Reduction in beneficiary values. You might need some LTC but not enough to exhaust the policy benefits. In that case, there still might be a benefit for your beneficiaries.
In most of the annuities and life insurance, if you draw LTC benefits, the amount available to beneficiaries is reduced or discounted, though there are a few exceptions. The insurers have different formulas for reducing what a beneficiary will receive. You need to understand the amount that will be available to beneficiaries under different scenarios.
LTC benefits vs. growth: Some of the Combo annuity and life insurance products emphasize the growth potential of the cash value. In those cases, the amount of LTC benefits is secondary. Other plans try to maximize the LTC benefits at the point when you're likely to need them, and this causes cash value and death benefits to be lower.
You need to determine the primary purpose for the product. Do you want to maximize potential LTC benefits, or is the growth of your cash value more important?
I can't stress enough that you need to shop around and consider all your options. The cost of very similar options can vary by as much as 100%, and alternatives that seem similar on the surface can provide very different benefits once the details are clear.
Tax treatment: With most products any LTC benefits will be free of federal income taxes. But verify that with the insurance representative before choosing.
Now, let's take a look at a case study. Rosie Profits is a 65-year-old woman in good health. She wants some kind of insurance coverage for the bulk of any LTC needs she might have in the future. She has other assets and sources of income she wants to protect, so her focus is on maximizing LTC benefits for her dollar.
The table compares the key elements of several different annuities and life insurance policies with LTC benefits, including several I've discussed in the past. These were the final candidates from a longer list of policies that was considered. Most of the choices considered were permanent life insurance policies because they pay their claims using the indemnity method. Our research didn't find any LTC/Annuities that used the indemnity method. They all used the reimbursement method.
Rosie chose the last option, Long-Term Care/Life with the 5% simple increasing LTC, which was Minnesota Life's SecureCare, the plan I presented as SecureCare in the April 2017 issue.
Rosie had several reasons for this choice. The policy offers greater maximum monthly care benefits and total potential benefits in her later years, when Rosie believes she is most likely to need care. Also, the coverage lasts for 72 months, which is among the longest benefit periods available.

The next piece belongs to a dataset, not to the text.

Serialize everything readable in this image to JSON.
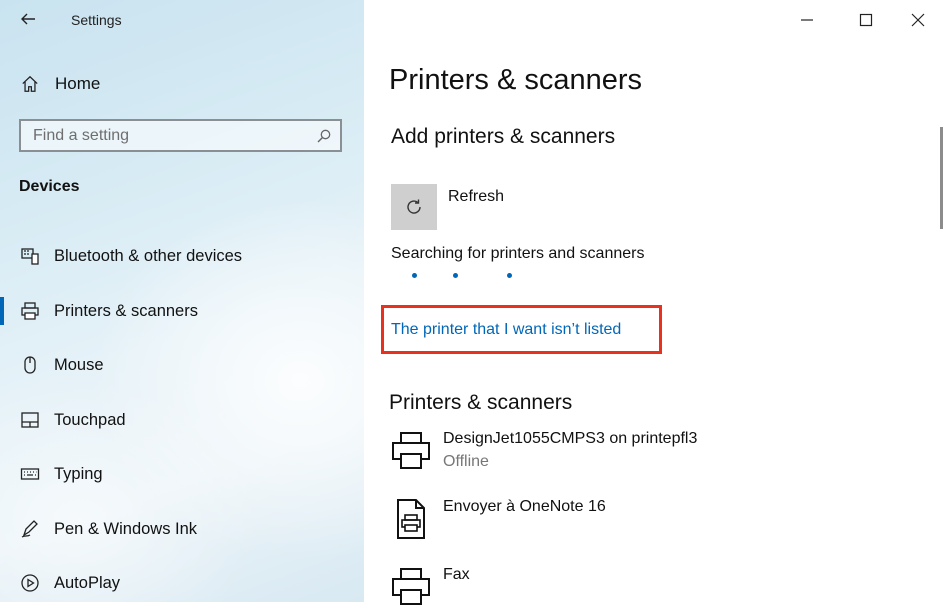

In addition, this is an indemnity policy, which means Rosie receives the maximum monthly benefit regardless of how much her LTC costs. She can save any amount that exceeds the cost of her care so that it's available if she needs care after 72 months. Or she can spend the excess to support someone else or for other expenses.
Though Rosie's goal is to maximize her LTC benefits, the cash value if she doesn't need care and the benefits available to her heirs are sizable and competitive with other policies. Someone who wants both a high death benefit and LTC benefit would strongly consider the Legacy/LTC policy instead.
To receive your personalized LTC Combo comparison chart, call Phillips Financial Services at 1-888-892-1102. You also can order a new 40-page Special Report on the subject by David Phillips and Todd Phillips, Leveraged Care Solutions: Answers to Today's Long Term Care Crisis. It's free online, or a printed color copy is available for $5.95 (the cost of shipping). Call the number above to order.